Citing PatentFiling datePublication dateApplicantTitle
US5012996 *Oct 24, 1989May 7, 1991Stabilus GmbhLength variable and lockable positioning device
US5020752 *Jun 12, 1990Jun 4, 1991Westinghouse Electric CorporationAdjustable pedestal for tables and the like
US5921359 *Jul 21, 1995Jul 13, 1999Hoelle; ErwinProgressively braked locking device
US6131870 *Jul 27, 1999Oct 17, 2000Shin Yen Enterprise Co., Ltd.Height adjusting apparatus with intermeshing bevel gears
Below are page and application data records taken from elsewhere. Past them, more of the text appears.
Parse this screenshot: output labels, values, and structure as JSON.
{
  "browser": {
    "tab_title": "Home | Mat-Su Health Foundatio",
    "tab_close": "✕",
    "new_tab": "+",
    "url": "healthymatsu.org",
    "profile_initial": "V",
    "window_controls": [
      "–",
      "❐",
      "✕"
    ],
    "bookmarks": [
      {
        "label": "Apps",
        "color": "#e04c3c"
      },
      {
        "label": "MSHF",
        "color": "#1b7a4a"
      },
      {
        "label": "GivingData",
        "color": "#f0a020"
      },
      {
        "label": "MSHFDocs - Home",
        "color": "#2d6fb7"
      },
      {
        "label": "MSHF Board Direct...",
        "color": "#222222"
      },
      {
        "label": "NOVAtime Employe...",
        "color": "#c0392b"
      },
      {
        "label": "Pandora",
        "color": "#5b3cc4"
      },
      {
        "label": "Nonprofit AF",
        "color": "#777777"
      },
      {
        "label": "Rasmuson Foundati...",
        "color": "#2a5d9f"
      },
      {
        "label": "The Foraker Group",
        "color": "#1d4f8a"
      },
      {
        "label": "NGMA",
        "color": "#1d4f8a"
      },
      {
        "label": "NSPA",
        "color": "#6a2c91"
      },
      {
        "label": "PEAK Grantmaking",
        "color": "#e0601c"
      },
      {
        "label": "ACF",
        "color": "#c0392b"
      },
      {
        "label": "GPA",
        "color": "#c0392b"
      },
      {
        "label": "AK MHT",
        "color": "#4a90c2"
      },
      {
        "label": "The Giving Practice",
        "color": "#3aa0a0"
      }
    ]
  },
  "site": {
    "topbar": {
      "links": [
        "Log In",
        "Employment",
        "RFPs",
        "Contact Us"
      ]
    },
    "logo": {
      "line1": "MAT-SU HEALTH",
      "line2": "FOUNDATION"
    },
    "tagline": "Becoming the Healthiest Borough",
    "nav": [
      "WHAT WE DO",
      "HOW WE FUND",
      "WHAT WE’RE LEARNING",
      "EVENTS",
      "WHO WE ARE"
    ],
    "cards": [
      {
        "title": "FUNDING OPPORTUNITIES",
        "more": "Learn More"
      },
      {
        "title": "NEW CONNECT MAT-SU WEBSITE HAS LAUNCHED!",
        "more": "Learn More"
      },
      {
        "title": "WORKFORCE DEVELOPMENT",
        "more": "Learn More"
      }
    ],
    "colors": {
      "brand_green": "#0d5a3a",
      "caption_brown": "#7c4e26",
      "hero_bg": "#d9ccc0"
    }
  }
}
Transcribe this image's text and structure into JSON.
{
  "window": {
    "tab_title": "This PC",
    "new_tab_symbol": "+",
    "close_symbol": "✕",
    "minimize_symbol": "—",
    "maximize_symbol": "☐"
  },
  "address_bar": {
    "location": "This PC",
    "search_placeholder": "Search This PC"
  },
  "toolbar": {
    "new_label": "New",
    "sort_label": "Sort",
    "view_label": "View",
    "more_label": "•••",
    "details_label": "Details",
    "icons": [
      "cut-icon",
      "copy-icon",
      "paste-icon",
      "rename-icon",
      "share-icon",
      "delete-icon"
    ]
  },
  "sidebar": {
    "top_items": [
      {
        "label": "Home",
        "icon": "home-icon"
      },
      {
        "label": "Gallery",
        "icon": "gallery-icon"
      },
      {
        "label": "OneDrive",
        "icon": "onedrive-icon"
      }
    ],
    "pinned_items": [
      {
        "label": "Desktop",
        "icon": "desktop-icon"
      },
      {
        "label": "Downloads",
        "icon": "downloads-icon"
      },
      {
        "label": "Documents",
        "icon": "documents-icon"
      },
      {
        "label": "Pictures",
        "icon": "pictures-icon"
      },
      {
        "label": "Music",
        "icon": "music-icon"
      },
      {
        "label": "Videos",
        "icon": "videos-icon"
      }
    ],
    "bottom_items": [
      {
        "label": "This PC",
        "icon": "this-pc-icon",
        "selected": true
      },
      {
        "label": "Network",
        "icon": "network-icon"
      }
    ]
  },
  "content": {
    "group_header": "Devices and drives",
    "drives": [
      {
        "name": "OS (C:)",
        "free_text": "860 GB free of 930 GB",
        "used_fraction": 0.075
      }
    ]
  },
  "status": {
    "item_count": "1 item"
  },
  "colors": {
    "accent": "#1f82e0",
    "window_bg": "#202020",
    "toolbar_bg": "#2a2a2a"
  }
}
US7201259 *Nov 17, 2004Apr 10, 2007Suspa Holding GmbhAdjustable-length compression spring
US7350628 *Aug 4, 2004Apr 1, 2008Barnes Group Inc.High force locking spring
US7658359Dec 16, 2005Feb 9, 2010Steelcase Development CorporationLoad compensator for height adjustable table
US8091841Dec 16, 2005Jan 10, 2012Steelcase Inc.Load compensator for height adjustable table
US8398172Jun 11, 2010Mar 19, 2013Groupe Dutailier Inc.Spiral jaw locking mechanism for adjustment system in chairs
WO1996003065A1 *Jul 21, 1995Feb 8, 1996Erwin HoelleProgressively braked locking device
Classifications
U.S. Classification248/406.1, 248/411
International ClassificationA47C3/24, A47C3/28
Cooperative ClassificationA47C3/28, A47C3/24
European ClassificationA47C3/24, A47C3/28
Legal Events
DateCodeEventDescription
May 14, 1996FPExpired due to failure to pay maintenance fee
Effective date: 19960306
Mar 3, 1996LAPSLapse for failure to pay maintenance fees
Oct 10, 1995REMIMaintenance fee reminder mailed
Aug 23, 1991FPAYFee payment
Year of fee payment: 4
Jun 17, 1988ASAssignment
Owner name: ADAC PLASTICS, INC., 3801 36TH STREET, GRAND RAPID
Free format text: ASSIGNMENT OF ASSIGNORS INTEREST.;ASSIGNOR:QUEST PRODUCT DEVELOPMENT, LTD.,;REEL/FRAME:004895/0906
Effective date: 19880104